● YOUR OBJECTIVE
Copy each line below in which the string "title" appears.

(Beginning of PROVIDED DATA)

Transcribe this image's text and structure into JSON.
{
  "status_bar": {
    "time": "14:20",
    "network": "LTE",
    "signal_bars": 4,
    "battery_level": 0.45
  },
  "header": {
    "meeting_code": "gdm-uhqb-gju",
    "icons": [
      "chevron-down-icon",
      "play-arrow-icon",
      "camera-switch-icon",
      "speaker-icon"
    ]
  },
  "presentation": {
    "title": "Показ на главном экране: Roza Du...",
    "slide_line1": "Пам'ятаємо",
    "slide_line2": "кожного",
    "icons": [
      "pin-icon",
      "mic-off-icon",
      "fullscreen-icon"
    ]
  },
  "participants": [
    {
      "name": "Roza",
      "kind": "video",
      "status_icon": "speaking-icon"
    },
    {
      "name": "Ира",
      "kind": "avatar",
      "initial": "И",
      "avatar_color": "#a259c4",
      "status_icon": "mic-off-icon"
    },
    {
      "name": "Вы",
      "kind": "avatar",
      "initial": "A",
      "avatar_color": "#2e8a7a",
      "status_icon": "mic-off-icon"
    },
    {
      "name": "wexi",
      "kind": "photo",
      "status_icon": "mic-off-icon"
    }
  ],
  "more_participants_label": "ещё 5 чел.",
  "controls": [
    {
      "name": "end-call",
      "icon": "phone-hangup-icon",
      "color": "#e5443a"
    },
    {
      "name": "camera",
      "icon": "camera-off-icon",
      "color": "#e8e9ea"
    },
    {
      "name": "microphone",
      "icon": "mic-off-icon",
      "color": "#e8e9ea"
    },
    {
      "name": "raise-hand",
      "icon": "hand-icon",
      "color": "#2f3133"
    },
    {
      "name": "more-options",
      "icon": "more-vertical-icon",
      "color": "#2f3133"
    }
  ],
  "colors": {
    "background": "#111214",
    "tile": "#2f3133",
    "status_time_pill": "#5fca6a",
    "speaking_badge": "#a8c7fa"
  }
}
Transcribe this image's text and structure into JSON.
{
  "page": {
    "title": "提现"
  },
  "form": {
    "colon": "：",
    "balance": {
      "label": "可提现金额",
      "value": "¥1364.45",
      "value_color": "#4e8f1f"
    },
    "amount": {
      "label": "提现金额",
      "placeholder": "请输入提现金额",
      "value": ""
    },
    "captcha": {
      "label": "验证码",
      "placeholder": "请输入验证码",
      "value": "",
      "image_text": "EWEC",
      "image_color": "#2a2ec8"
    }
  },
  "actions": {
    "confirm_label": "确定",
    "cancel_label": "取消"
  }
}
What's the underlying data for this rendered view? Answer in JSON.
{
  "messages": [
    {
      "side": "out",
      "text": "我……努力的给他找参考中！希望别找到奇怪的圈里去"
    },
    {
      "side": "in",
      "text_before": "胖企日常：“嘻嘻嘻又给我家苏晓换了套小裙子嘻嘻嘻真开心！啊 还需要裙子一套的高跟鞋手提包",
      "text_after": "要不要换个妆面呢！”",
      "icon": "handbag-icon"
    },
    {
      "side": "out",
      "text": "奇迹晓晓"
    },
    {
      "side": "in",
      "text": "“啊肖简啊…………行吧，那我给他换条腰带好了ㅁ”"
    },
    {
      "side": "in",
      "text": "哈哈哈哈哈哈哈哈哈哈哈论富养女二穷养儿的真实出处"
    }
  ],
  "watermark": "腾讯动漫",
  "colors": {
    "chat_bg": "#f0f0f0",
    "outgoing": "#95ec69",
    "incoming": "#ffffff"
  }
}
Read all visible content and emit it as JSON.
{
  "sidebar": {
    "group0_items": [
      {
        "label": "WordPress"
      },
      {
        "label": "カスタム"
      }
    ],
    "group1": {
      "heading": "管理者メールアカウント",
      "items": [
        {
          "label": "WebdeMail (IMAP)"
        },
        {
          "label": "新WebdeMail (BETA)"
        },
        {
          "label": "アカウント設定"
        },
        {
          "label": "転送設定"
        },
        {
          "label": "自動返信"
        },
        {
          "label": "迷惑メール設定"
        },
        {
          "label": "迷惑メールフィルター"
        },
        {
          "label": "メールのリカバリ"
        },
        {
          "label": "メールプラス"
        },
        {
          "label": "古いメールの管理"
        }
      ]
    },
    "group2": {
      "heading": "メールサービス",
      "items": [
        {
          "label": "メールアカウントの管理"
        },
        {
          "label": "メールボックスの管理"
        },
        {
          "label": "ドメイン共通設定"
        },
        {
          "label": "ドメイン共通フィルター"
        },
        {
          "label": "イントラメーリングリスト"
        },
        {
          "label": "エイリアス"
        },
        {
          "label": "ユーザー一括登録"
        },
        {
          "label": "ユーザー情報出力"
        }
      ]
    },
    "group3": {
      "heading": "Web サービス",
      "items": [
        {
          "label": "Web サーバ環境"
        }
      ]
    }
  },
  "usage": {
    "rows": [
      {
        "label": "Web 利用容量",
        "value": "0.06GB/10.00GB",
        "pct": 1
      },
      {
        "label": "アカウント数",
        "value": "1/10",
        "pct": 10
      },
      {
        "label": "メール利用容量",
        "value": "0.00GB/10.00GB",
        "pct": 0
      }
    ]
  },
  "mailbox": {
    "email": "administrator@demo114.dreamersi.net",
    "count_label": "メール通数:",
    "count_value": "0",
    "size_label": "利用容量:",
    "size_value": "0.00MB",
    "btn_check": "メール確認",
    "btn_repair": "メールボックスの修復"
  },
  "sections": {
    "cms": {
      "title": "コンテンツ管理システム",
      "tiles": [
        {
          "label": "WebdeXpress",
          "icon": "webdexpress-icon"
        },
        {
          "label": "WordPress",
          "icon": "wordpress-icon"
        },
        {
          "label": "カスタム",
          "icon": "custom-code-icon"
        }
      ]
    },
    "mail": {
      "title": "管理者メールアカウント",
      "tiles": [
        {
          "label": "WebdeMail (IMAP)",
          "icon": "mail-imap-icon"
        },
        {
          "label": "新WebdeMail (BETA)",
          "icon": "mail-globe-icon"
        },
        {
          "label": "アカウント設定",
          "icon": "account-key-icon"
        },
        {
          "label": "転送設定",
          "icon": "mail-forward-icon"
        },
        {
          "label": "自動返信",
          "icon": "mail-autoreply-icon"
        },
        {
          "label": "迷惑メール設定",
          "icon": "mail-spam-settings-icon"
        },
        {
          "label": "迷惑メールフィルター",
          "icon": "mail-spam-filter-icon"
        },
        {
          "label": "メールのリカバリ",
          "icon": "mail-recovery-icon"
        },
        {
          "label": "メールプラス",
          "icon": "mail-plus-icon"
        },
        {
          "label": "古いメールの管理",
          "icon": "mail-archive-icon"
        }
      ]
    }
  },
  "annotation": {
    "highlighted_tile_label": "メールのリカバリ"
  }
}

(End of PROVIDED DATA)

● SOLVED EXERCISE
    "title": "Показ на главном экране: Roza Du...",
    "title": "提现"
      "title": "コンテンツ管理システム",
      "title": "管理者メールアカウント",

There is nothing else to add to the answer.